Since 2006, vaccines have been available in the U.S. for preteens to prevent infection from the sexually transmitted human papillomavirus (HPV), which causes most cervical cancers, as well as some cancers of the vagina, vulva, penis, anus, rectum and throat.
But what about those who already are infected by HPV?
The U.S. Centers for Disease Control and Prevention (CDC) estimated that 79 million Americans, nearly 1 out of 4, are infected by HPV and that HPV causes nearly 39,000 new cases of cancer each year.
The Baylor Institute for Immunology Research (BIIR) is working on its first commercially available dendritic cell-targeting vaccine, one specifically designed to prevent cancer in those who are infected by HPV.
Gerard Zurawski, PhD, co-director of Baylor Institute for Immunology Research, estimated that this potentially lifesaving vaccine could be ready for early phase clinical trials sometime in 2017.
Dendritic cells are key orchestrators of the human immune system, able to instruct T cells to kill cancer.
This vaccine is based on discoveries associated with a receptor called CD40, which is found on the surface of dendritic cells.

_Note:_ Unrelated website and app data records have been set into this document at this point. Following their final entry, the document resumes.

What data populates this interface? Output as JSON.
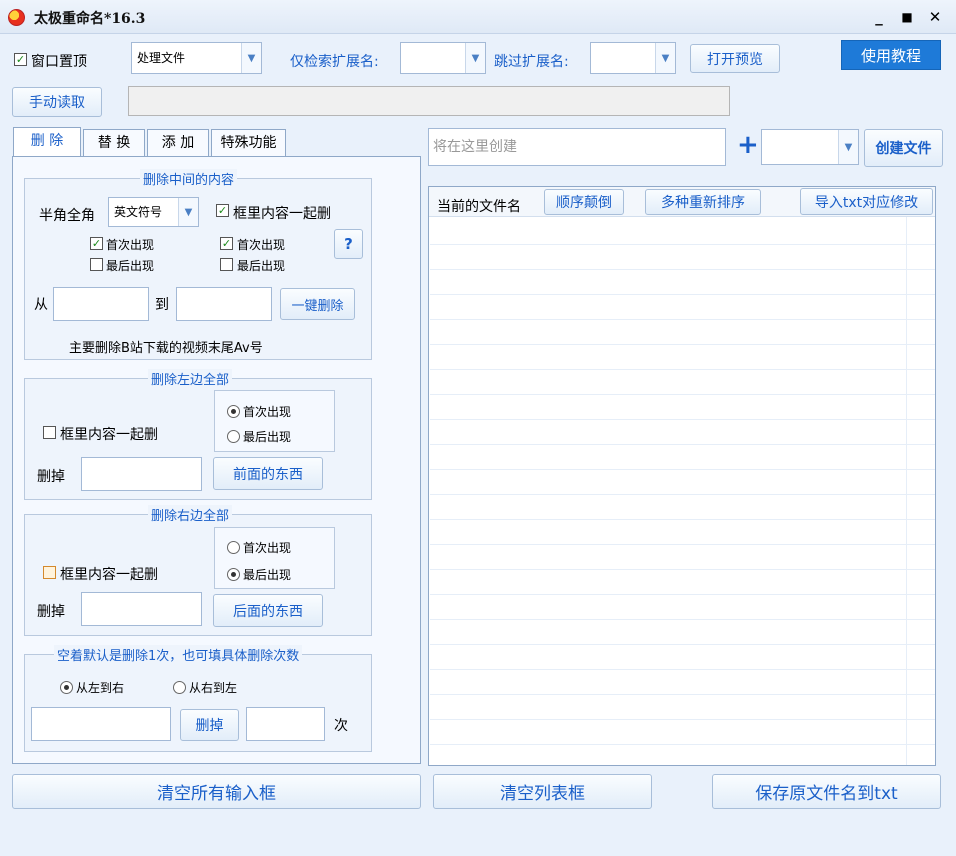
{
  "window": {
    "title": "太极重命名*16.3",
    "minimize": "_",
    "maximize": "■",
    "close": "✕"
  },
  "toolbar": {
    "topmost_label": "窗口置顶",
    "topmost_checked": true,
    "mode_value": "处理文件",
    "only_ext_label": "仅检索扩展名:",
    "only_ext_value": "",
    "skip_ext_label": "跳过扩展名:",
    "skip_ext_value": "",
    "preview_button": "打开预览",
    "tutorial_button": "使用教程",
    "manual_read_button": "手动读取",
    "path_value": ""
  },
  "tabs": [
    "删 除",
    "替 换",
    "添 加",
    "特殊功能"
  ],
  "delete_middle": {
    "title": "删除中间的内容",
    "width_label": "半角全角",
    "symbol_value": "英文符号",
    "include_content_label": "框里内容一起删",
    "left_first_label": "首次出现",
    "left_last_label": "最后出现",
    "right_first_label": "首次出现",
    "right_last_label": "最后出现",
    "help_button": "?",
    "from_label": "从",
    "to_label": "到",
    "from_value": "",
    "to_value": "",
    "one_click_button": "一键删除",
    "note": "主要删除B站下载的视频末尾Av号"
  },
  "delete_left": {
    "title": "删除左边全部",
    "include_content_label": "框里内容一起删",
    "first_label": "首次出现",
    "last_label": "最后出现",
    "delete_label": "删掉",
    "value": "",
    "button": "前面的东西"
  },
  "delete_right": {
    "title": "删除右边全部",
    "include_content_label": "框里内容一起删",
    "first_label": "首次出现",
    "last_label": "最后出现",
    "delete_label": "删掉",
    "value": "",
    "button": "后面的东西"
  },
  "delete_count": {
    "title": "空着默认是删除1次，也可填具体删除次数",
    "ltr_label": "从左到右",
    "rtl_label": "从右到左",
    "text_value": "",
    "delete_button": "删掉",
    "count_value": "",
    "times_label": "次"
  },
  "right_panel": {
    "create_placeholder": "将在这里创建",
    "plus": "+",
    "create_type_value": "",
    "create_button": "创建文件",
    "list_header": "当前的文件名",
    "reverse_button": "顺序颠倒",
    "resort_button": "多种重新排序",
    "import_button": "导入txt对应修改"
  },
  "bottom": {
    "clear_inputs": "清空所有输入框",
    "clear_list": "清空列表框",
    "save_names": "保存原文件名到txt"
  },
  "colors": {
    "accent": "#1a5fc9",
    "tutorial_bg": "#1e7ad8",
    "background": "#e9f1fb"
  }
}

Dendritic cells are key orchestrators of the human immune system, able to instruct T cells to kill cancer.
“We’ve constructed a dendritic cell-targeting vaccine that is composed of an antibody recognizing CD40 that is directly linked to two HPV proteins, called E6 and E7,” Dr. Zurawski said. “The hope is that the activated dendritic cells then instruct T cells in patients to control the cancerous cells.”
According to a BIIR-led study published online August 2, 2016, in Cancer Immunology Research, “These data suggest that CD40-targeting vaccines for HPV-associated malignancies can provide a highly immunogenic platform with a strong likelihood of clinical benefit.” This work was led by SangKon Oh, PhD, an investigator at Baylor Institute for Immunology Research.
Dr. Zurawski, one of the authors of the study, said HPV typically starts as a mild infection.
“But, the virus can remain latent,” Dr. Zurawski said. “In a significant number of cases, the virus has the ability, over time, to cause some cells that are infected to become cancerous.”
According to the CDC, HPV is thought to be responsible for…
- More than 90 percent of anal and cervical cancers
- About 70 percent of vaginal and vulvar cancers
- And more than 60 percent of penile cancers.
70 percent of cancers of the oropharynx may be linked to HPV
Cancers of the head and neck are often caused by tobacco and alcohol. However, according to the CDC, recent studies show that about 70 percent of cancers of the oropharynx may be linked to HPV and that many cancers of the oropharynx may be caused by a combination of tobacco, alcohol, and HPV.
“CD40 is a potent activating receptor on the dendritic cells that gets the T cells really excited, and in some cases, proliferating,” Dr. Zurawski said. “Studies at BIIR have found that activation of the CD40 receptor is particularly good at programming a kind of immune response that gets a type of T cell called cytotoxic lymphocytes, or CD8 T cells, expanded in an antigen-specific manner.”
While this vaccine is currently in preclinical testing at Baylor University Medical Center at Dallas for head and neck cancer, this technology holds the promise of benefiting patients with other types of cancer as well.
According to the paper in Cancer Immunology Research, “Data from this study strongly support the development of CD40-targeting vaccines for other cancers in the future.”
Dr. Zurawski expects to start production soon of the HPV vaccine that will be administered to humans. Vaccine manufacturing will be performed by the Baylor Scott & White Health production facility in Temple, Texas, part of the Scott & White Cancer Institute.
Baylor Scott & White Research Institute (BSWRI) is contracting with Charles River Laboratories in Scotland to perform preclinical safety studies and has licensed the intellectual property to BSWRI-owned Denceptor Therapeutics Limited in Cambridge, England. Denceptor will generate investments to fund this and possibly other dendritic cell-targeting vaccines to address other types of cancer.
“We anticipate that this will bring new cancer clinical trials with dendritic cell-targeting vaccines to Baylor University Medical Center,” Dr. Zurawski said.
“The idea of the company [Denceptor] is to provide money to allow development of early phase clinical trials of a number of different dendritic cell-targeting vaccine approaches.”
If those trials are successful, he said, BSWRI and Denceptor should be able to attract pharmaceutical partners that would enable later-phase clinical trials. These trials hopefully would lead to approval by the U.S. Food and Drug Administration and eventual commercialization.
“Other cancer types being considered for similar dendritic cell-targeting vaccines are breast cancer and pancreatic cancer,” Dr. Zurawski said.